See also[edit]


  1. ^ a b Mayhew, Kelly & Bellezza 2008, p. 96.
  2. ^ Dorje 2010, p. 160.
  3. ^ a b c d An 2003, p. 69.
  4. ^ McCue 2011, p. 67.
  5. ^ a b Mayhew, Kelly & Bellezza 2008, p. 102.
  6. ^ Dalton 2004, p. 55.
  7. ^ Barron 2003, p. 487.
  8. ^ a b Perkins 2013, p. 986.
  9. ^ Service 1983, p. 120.
  10. ^ a b "Jokhang Temple, Lhasa". Retrieved 28 September 2015. 
  11. ^ Powers 2007, p. 233.
  12. ^ a b Powers 2007, p. 146.
  13. ^ a b Brockman 2011, p. 263.
  14. ^ a b c d Davidson & Gitlitz 2002, p. 339.
  15. ^ a b c Buckley 2012, p. 142.
  16. ^ Tibetan Religions. 五洲传播出版社. 2003. pp. 36–. ISBN 978-7-5085-0232-8. 
  17. ^ a b Barnett 2010, p. 161.
  18. ^ Jabb 2015.
  19. ^ Huber 2008, p. 119.
  20. ^ Huber 2008, p. 233.
  21. ^ Laird 2007, p. 39.
  22. ^ a b Representatives 1994, p. 1402.
  23. ^ a b An 2003, p. 72.
  24. ^ a b Buckley 2012, p. 143.
  25. ^ "China destroys the ancient Buddhist symbols of Lhasa City in Tibet". Tibet Post. 9 May 2013. Retrieved 29 September 2015. 
  26. ^ a b An 2003, p. 69-70.
  27. ^ a b "Historic Ensemble of the Potala Palace, Lhasa". UNESCO Organization. Retrieved 29 September 2015. 
  28. ^ a b c d e Davidson & Gitlitz 2002, p. 340.
  29. ^ An 2003, p. 69-71.
  30. ^ Brockman 2011, p. 263-64.
  31. ^ An 2003, p. 70.
  32. ^ a b An 2003, p. 71.
  33. ^ Mayhew, Kelly & Bellezza 2008, p. 103.


Further reading[edit]

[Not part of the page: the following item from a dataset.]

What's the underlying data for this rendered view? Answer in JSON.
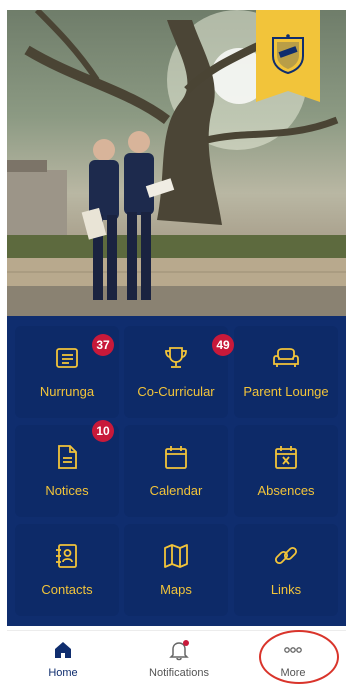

  • Vitali, Roberto. 1990. Early Temples of Central Tibet. Serindia Publications. London. ISBN 0-906026-25-3. Chapter Three: "Lhasa Jokhang and its Secret Chapel." Pages 69–88.

External links[edit]

Coordinates: 29°39′11″N 91°07′53″E / 29.65306°N 91.13139°E / 29.65306; 91.13139